In an experiment that was to only last 15 days, cars with odd-numbered plates could drive in Delhi roads on odd-numbered days and even-numbered cars on even days, as reported in the bbc.com.
Residents have often commented living in Delhi is like “being in a gas chamber”. However, local residents who traditionally love their cars and have an “utter disdain for traffic regulations” have made complaints and called for exemptions.
Many residents pointed out that Delhi has too little public transport for the plan to succeed. There are fewer than 5,000 buses for a population of more than 16 million people. London, with half that population, has twice as many buses, according to the bbc.com.
Leading up to the experiment schools were ordered to remain shut for an extra week and scooters and motorbikes were exempted. A strange move considering they contribute significantly to Delhi’s air pollution.
On the first day of the experiment Delhi-ites must have taken notice of the new plan as only cars with odd-numbered plates were seen on the six-lane road that encircles the city, while residents shared tips on how to carpool or to avoid journeys altogether. Suddenly a trip across town took 20 minutes rather than the usual 80. Plus, residents were boarding the metro system and buses were more packed.
Whilst traffic congestion decreased, pollution levels remained the same. Albeit very high.
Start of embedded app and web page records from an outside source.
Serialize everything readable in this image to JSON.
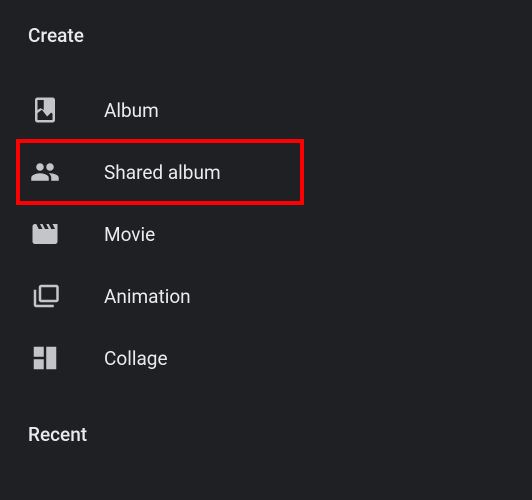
{
  "sections": {
    "create": {
      "header": "Create",
      "items": [
        {
          "label": "Album"
        },
        {
          "label": "Shared album"
        },
        {
          "label": "Movie"
        },
        {
          "label": "Animation"
        },
        {
          "label": "Collage"
        }
      ]
    },
    "recent": {
      "header": "Recent"
    }
  },
  "highlight": {
    "color": "#ff0000"
  }
}
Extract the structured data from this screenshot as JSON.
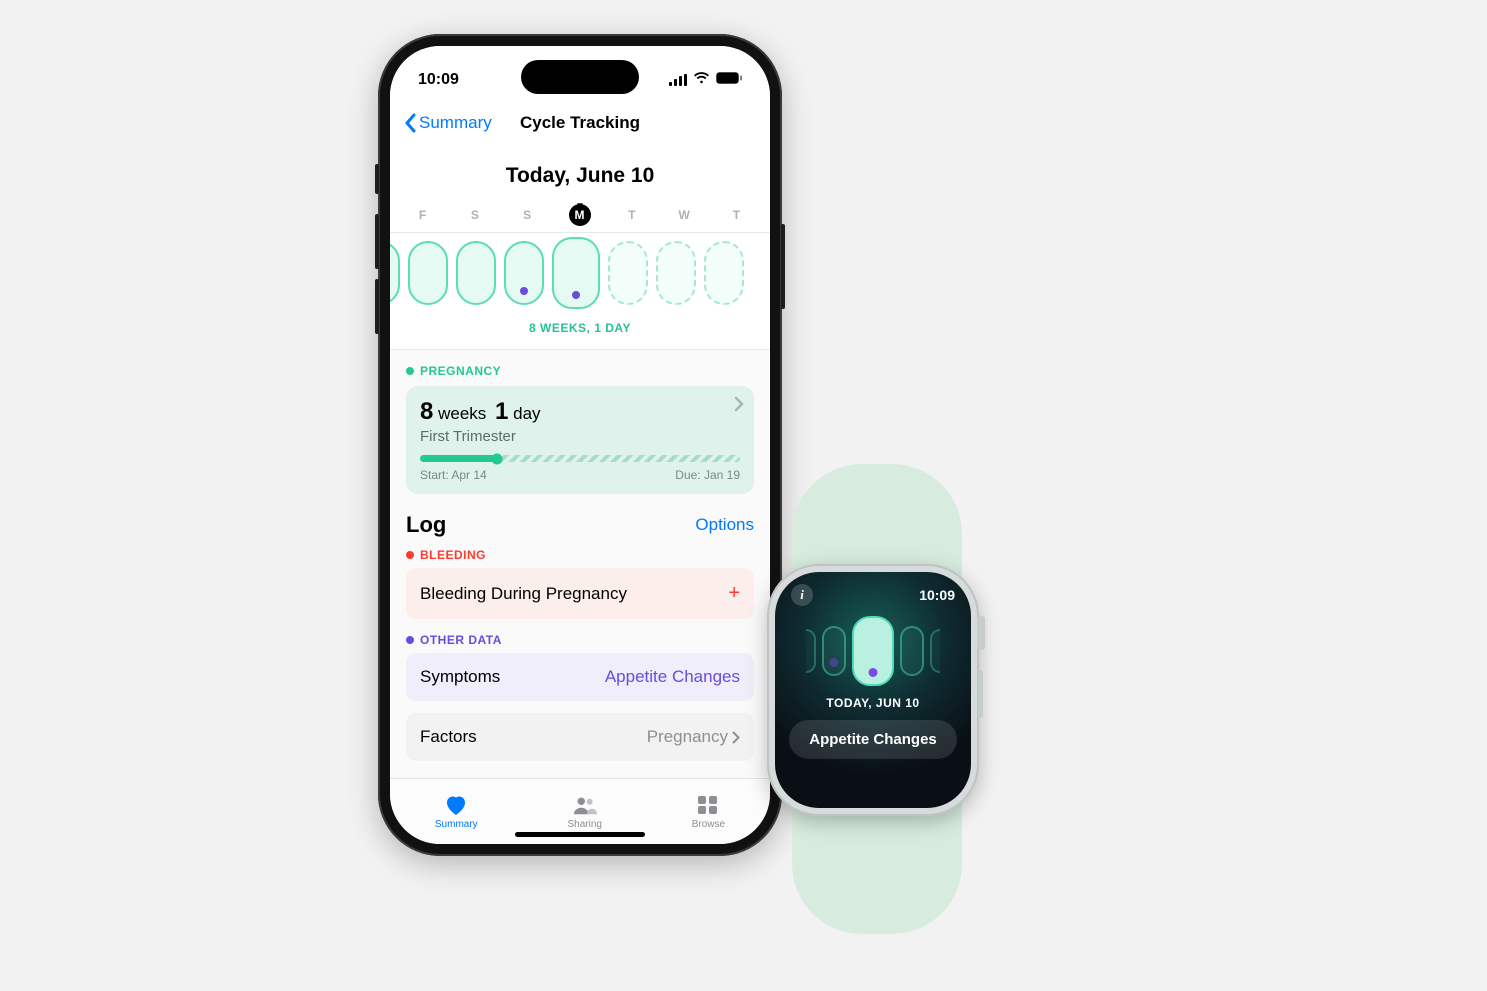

Delhi is not the only city where authorities are trying to battle pollution by restricting vehicle access into the city centres. Due to recent extended periods of no rain and wind, Rome and Milan have also introduced either total bans or alternate days based on the odds/evens number plates and providing discounted public transport. Read more about this case study here.
But can traffic congestion be the only factor contributing to Delhi’s high pollution levels? Whilst the poor continue to burn rubbish to stay warm and cheap coal and diesel is continually used across India the air will be full of sulphur dioxide, ash and fine toxic particles. Meanwhile, in the small Italian town of San Vitaliano, the mayor banned the use of wood fired ovens until next March to huge protests from pizza restaurants, bakers and their customers.
In the large cities in India there is more than just traffic congestion to consider, until the complicated issues surrounding urban planning such as insufficient public transport, access to schools and affordable housing, cars will remain central to the life of people living in Delhi.
On a positive note it was a relief for the Government to realise that locals can be influenced to change their habits and make Delhi a place to live and breathe.